Detective Frank Harris, a human refugee in the doodle world, goes after Holly, who hopes finding the Spike of Power and Vegas Vinnie, a successful doodle runaway, will grant her permanent residence. She launches a sort of cartoon apocalypse in our world, which the cartoon version of Jack stops, sending Holly back.
In a reverse happy escapee ending, Frank Harris dies in the real world, returning as a cartoon to the doodle world and his doodle girl.
4. The One (2001)
Yulaw is the most well travelled of the alternate universe residents. In fact, he’s been to over a hundred various versions in the multiverse, each with a slightly altered duplicate of himself, all but one of which he’s killed, adding their energy and abilities to his own and becoming beyond human.
He may get the frequent universe hopping miles, but it ends badly for the next-to-the-last one, when he’s captured and transported to a rough prison universe where he’s doomed to perpetually fight all comers in a never-ending onslaught of violence.
3. Dark City (1998)
Existence in the dark city wasn’t exactly an alternate universe but may have been well beyond our solar system. An alien race inhabiting the bodies of dead humans construct an always changing sunless city where new buildings squeeze in between old and kidnapped people’s memories are constantly swapped between the residents, in the aliens’ search for the human soul and individuality.
Although John Murdoch, who has evolved to use tuning (the thought control power of the aliens), has no hope of returning to his home planet, he can use the force of his will to change the dark city to anything he can imagine.
After killing off the aliens, he creates a world where all the humans at least have a chance at a happy future in a setting of their choosing, with a sun and a sea, both of which the aliens couldn’t tolerate and denied their unknowing captives.
2. The Thirteenth Floor (1999)
A bartender in a virtual reality world reads a letter intended for someone else, discovering his own world doesn’t exist, and makes his escape when his user dies.

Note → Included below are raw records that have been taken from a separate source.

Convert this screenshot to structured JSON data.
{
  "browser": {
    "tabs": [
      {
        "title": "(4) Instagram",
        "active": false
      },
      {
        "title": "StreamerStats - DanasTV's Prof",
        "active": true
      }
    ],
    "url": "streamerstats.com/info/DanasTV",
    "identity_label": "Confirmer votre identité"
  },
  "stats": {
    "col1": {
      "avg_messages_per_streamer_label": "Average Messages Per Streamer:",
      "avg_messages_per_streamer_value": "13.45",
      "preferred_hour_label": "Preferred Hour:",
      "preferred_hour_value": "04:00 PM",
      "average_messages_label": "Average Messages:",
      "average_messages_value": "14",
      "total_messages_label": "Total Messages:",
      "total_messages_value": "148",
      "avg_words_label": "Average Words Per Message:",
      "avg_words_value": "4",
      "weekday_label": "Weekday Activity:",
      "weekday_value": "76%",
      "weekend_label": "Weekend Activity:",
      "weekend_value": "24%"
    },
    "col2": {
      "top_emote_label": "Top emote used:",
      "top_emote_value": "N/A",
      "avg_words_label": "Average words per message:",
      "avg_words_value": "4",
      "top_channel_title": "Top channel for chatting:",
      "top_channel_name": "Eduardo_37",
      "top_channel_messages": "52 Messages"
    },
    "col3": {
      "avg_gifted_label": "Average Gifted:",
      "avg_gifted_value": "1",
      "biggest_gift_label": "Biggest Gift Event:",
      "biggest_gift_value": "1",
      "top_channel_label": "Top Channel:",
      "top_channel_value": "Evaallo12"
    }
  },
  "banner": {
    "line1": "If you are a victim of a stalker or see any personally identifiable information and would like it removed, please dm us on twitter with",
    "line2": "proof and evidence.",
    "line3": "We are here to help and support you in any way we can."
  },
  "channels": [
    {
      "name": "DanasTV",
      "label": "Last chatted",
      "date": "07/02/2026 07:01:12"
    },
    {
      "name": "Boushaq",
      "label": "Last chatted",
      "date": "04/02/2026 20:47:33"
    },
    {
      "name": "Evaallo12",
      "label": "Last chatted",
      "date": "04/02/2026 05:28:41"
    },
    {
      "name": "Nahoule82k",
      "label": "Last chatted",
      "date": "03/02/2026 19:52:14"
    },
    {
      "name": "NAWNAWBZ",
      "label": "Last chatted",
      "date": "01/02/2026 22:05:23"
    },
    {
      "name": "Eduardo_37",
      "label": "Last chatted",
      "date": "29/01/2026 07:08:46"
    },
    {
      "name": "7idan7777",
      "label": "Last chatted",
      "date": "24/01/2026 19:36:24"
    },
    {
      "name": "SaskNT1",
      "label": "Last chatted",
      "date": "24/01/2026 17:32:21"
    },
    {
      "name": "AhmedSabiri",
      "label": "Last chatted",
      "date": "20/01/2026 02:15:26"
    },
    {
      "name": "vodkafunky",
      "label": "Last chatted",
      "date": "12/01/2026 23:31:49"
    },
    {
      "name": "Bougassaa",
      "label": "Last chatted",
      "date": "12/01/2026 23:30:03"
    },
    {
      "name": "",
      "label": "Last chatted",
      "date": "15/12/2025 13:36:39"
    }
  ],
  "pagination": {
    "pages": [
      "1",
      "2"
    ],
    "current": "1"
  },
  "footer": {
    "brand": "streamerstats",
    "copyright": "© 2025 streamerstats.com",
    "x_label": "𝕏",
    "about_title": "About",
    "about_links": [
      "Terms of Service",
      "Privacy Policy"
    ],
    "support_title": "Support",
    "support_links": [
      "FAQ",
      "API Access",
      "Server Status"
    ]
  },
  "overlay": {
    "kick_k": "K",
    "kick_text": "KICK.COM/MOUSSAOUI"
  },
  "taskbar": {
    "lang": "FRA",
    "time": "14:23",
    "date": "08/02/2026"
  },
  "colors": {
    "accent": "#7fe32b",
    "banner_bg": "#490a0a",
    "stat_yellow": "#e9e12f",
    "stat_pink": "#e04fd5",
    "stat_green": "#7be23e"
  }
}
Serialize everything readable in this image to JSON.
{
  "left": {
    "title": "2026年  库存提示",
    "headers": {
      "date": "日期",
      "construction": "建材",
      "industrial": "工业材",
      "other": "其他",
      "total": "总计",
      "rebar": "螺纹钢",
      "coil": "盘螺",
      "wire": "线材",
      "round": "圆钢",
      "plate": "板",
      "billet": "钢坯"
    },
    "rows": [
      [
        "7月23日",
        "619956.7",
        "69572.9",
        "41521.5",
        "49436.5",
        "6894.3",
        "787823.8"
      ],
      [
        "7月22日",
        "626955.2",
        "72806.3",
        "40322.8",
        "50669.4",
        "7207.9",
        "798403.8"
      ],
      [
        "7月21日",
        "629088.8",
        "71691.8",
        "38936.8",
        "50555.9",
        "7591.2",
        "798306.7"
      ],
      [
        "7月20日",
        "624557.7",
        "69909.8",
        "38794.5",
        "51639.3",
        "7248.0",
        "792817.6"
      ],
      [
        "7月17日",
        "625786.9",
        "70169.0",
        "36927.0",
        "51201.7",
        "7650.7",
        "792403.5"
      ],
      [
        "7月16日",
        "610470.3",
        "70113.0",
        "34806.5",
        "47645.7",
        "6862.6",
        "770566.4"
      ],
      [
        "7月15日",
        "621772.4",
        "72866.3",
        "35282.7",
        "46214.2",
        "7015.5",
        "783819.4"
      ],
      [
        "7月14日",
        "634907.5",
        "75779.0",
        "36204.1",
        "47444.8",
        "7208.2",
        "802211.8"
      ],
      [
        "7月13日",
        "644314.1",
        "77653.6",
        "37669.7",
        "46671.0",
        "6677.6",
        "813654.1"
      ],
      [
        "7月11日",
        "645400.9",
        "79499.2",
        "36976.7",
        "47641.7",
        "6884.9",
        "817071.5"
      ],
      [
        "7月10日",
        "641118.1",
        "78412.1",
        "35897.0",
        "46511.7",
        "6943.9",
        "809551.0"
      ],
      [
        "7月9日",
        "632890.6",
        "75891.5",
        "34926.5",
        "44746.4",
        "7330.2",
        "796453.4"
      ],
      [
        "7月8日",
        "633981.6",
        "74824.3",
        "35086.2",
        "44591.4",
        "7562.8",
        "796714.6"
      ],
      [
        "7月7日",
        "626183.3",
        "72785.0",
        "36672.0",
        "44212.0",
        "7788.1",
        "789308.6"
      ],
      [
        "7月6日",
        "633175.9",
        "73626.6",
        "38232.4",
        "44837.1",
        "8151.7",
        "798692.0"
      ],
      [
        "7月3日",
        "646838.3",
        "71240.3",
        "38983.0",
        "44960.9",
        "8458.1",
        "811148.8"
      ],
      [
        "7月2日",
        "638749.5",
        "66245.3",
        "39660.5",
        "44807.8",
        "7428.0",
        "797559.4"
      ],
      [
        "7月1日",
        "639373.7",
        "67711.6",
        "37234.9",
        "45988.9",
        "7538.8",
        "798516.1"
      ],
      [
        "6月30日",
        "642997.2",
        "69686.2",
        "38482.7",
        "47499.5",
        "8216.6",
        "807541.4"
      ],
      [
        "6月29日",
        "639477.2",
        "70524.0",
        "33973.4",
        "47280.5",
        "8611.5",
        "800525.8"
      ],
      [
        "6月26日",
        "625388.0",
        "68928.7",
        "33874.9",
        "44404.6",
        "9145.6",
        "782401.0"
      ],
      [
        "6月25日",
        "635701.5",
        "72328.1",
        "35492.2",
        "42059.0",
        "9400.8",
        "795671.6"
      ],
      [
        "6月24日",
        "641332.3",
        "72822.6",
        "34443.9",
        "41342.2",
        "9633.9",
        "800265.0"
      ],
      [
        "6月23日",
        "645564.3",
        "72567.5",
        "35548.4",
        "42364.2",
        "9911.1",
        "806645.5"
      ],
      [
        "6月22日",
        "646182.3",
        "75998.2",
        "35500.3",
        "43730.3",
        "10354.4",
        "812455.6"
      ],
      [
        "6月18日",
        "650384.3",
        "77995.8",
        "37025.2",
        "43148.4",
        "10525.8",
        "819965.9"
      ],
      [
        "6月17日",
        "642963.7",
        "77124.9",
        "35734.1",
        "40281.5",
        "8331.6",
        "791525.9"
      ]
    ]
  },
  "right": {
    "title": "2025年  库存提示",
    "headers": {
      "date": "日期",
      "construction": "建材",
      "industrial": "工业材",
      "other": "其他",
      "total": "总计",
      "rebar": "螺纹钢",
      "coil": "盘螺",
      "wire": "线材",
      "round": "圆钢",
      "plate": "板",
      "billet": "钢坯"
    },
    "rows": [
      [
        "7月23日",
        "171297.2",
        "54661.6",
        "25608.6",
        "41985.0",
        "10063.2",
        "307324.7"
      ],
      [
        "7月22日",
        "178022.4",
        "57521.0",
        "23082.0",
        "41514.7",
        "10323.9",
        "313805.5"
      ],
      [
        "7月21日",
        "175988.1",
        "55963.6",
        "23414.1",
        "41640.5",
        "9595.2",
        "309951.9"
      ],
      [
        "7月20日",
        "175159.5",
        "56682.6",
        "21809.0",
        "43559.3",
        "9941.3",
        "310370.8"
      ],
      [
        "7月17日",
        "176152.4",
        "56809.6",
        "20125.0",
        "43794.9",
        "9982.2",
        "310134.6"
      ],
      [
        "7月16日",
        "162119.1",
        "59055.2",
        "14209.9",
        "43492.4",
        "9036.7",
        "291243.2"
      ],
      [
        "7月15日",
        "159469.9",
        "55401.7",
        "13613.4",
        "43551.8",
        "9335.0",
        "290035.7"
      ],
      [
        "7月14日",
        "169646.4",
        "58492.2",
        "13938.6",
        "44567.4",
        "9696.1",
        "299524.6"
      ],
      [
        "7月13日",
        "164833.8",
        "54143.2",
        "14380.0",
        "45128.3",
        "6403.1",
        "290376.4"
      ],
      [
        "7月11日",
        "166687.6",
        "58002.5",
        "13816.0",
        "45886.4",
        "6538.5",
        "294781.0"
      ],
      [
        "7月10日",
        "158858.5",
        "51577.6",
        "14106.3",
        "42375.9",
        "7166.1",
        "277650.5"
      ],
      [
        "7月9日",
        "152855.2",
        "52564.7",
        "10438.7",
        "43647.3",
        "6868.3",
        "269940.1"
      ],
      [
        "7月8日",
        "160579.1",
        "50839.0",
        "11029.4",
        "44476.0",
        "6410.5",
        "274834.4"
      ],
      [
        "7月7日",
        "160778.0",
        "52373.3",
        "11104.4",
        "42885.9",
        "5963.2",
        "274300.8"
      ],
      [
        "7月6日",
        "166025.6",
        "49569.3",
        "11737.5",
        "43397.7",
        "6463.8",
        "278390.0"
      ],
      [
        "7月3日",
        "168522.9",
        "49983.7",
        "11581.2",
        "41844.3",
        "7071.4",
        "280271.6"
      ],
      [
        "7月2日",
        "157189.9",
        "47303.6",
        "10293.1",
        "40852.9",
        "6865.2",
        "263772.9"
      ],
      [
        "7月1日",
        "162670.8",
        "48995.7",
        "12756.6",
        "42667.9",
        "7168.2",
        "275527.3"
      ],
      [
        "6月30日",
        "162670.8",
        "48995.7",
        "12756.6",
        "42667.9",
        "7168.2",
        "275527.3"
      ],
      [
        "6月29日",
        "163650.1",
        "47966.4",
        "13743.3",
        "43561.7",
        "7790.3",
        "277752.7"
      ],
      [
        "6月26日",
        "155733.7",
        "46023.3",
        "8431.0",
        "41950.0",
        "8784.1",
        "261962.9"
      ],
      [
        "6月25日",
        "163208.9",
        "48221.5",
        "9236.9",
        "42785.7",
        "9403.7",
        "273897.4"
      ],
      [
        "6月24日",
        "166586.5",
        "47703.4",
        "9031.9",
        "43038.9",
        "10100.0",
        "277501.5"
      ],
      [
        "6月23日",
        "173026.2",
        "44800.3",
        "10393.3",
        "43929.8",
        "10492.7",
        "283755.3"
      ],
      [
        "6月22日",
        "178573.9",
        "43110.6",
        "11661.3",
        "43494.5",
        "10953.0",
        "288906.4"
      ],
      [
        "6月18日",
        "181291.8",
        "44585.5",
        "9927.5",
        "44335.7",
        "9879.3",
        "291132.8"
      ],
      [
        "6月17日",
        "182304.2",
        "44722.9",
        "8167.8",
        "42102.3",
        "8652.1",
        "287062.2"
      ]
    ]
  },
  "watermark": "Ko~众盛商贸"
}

This is just a small part of a bigger story involving murder and mystery, and the barman (a bleached blond Vincent D’Onofrio) it turns out, has killed his way out of his simulated existence only to enter a world which is also fake, one of thousands, but the first to develop a virtual reality program of its own, within its programming.
But although the fugitive doesn’t achieve freedom, the hero (a good version of a killer from the real world) does, by being saved by the killer’s wife and brought back to her ideal existence in the real world, when her husband, controlling the hero, is shot dead. Not a very straightforward journey, but on the trail to a happy ending, perhaps.
1. The Matrix (1999)
Neo is unquestionably the most successful of the escapees. Although his leaving the artificial world of the matrix wasn’t his choice, he did make the decision to stay unplugged.
He then developed the power to come and go freely between either world, and to have total control over the matrix, an alternate existence in which he could stop bullets, defeat limitless enemies, and fly.
He even managed to forge a peace treaty with the tyrannical machines, making the future bright for both the robotic race and mankind.
Hard to top that, especially for a guy who started out as a gooey battery.